== Your objective ==
Here are some records. Print all of them exactly.
-------- Records for processing --------
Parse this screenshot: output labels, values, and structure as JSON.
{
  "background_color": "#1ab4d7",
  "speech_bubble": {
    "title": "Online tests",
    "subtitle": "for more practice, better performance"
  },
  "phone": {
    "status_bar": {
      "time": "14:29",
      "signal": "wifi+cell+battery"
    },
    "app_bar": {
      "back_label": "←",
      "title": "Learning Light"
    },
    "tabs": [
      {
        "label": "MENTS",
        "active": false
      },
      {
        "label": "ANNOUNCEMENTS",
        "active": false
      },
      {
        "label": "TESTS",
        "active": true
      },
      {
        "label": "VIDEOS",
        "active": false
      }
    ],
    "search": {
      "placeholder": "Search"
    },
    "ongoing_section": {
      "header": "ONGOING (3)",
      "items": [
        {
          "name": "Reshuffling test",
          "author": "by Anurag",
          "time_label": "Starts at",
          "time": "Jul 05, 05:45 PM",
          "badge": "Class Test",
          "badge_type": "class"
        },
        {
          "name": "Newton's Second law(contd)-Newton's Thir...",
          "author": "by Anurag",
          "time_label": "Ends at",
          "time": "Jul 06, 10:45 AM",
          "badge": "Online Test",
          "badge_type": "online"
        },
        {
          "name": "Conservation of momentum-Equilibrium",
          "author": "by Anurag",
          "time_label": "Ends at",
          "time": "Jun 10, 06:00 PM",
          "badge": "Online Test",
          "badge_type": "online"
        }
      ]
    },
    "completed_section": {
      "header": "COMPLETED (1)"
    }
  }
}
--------
== Exercise solution ==
Parse this screenshot: output labels, values, and structure as JSON.
{
  "background_color": "#1ab4d7",
  "speech_bubble": {
    "title": "Online tests",
    "subtitle": "for more practice, better performance"
  },
  "phone": {
    "status_bar": {
      "time": "14:29",
      "signal": "wifi+cell+battery"
    },
    "app_bar": {
      "back_label": "←",
      "title": "Learning Light"
    },
    "tabs": [
      {
        "label": "MENTS",
        "active": false
      },
      {
        "label": "ANNOUNCEMENTS",
        "active": false
      },
      {
        "label": "TESTS",
        "active": true
      },
      {
        "label": "VIDEOS",
        "active": false
      }
    ],
    "search": {
      "placeholder": "Search"
    },
    "ongoing_section": {
      "header": "ONGOING (3)",
      "items": [
        {
          "name": "Reshuffling test",
          "author": "by Anurag",
          "time_label": "Starts at",
          "time": "Jul 05, 05:45 PM",
          "badge": "Class Test",
          "badge_type": "class"
        },
        {
          "name": "Newton's Second law(contd)-Newton's Thir...",
          "author": "by Anurag",
          "time_label": "Ends at",
          "time": "Jul 06, 10:45 AM",
          "badge": "Online Test",
          "badge_type": "online"
        },
        {
          "name": "Conservation of momentum-Equilibrium",
          "author": "by Anurag",
          "time_label": "Ends at",
          "time": "Jun 10, 06:00 PM",
          "badge": "Online Test",
          "badge_type": "online"
        }
      ]
    },
    "completed_section": {
      "header": "COMPLETED (1)"
    }
  }
}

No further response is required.